Sinus Infections and Asthma
How Are Sinusitis and Asthma Treated?
Treatment is important in preventing sinusitis from worsening. Again, since the conditions are linked, treating sinusitis may have the added benefit of improving your asthma symptoms.
If you have sinusitis and asthma, your health care provider might recommend that you use:
- Steroid nasal sprays to reduce the swelling. Easing the inflammation might allow the sinuses to drain normally.
- Decongestant or antihistamine medicines.
- Painkillers -- if necessary -- to reduce discomfort.
Always ask your health care provider before using nasal spray decongestants. Sometimes, they can wind up leaving you more stuffed up. You might try spraying warm salt water into the nose, or breathing in steam.

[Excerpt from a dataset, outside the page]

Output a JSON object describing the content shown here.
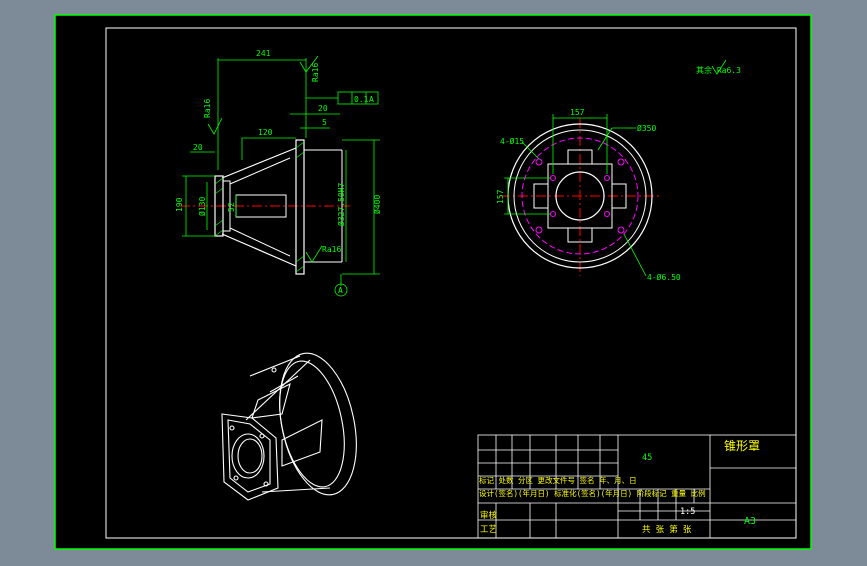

If a secondary bacterial infection has developed in your sinuses, you'll need antibiotics. Your health care provider will probably prescribe them for about 10 to 14 days. Just remember that antibiotics will only work in cases of bacterial infection. They will not help with viruses. Also you need to follow your health care provider's instructions and take all your antibiotic medicine, even if you start feeling better after a few days.
For people with allergies, controlling exposure to allergens is key. Not only will it reduce your asthma symptoms, but it will also reduce your risk of sinus infections. Avoid any allergic triggers and irritants, like cigarette smoke. You can also ask your health care provider if allergy shots might be helpful.
In some cases, more involved treatments are necessary. Physical problems in the nasal passages can lead to chronic sinusitis. These include narrow nasal passages, a deviated septum, or polyps -- small lumps in the nose. Surgically correcting these problems can sometimes resolve the problem.
Can Postnasal Drip Trigger Asthma?
Postnasal drip is an unscientific term that refers to the sensation of thick phlegm in the throat, which can become infected. Your glands in the nose and throat produce mucus continuously (1 to 2 pints per day), that helps to cleanse the nasal membranes, helps warm the air you breathe, and traps inhaled foreign matter. Mucus also helps to fight infection.
In normal situations, the throat is moistened by the secretions from the nasal and throat mucous glands. This is part of the mucous-nasal cilia system that defends us from disease. When the amount of liquid secreted by the nose and sinus is reduced and the cilia of the nose and sinus slow down, the fluid thickens and you become very aware of its presence. Because the thick phlegm is unpleasant and often infected, our bodies naturally try to get rid of it by causing us to cough and clear our throats.
Sometimes postnasal drip syndrome is associated with asthma as the thick mucus secretions drain from the back of the nose to the back of the throat, causing throat clearing, cough, and bronchial constriction.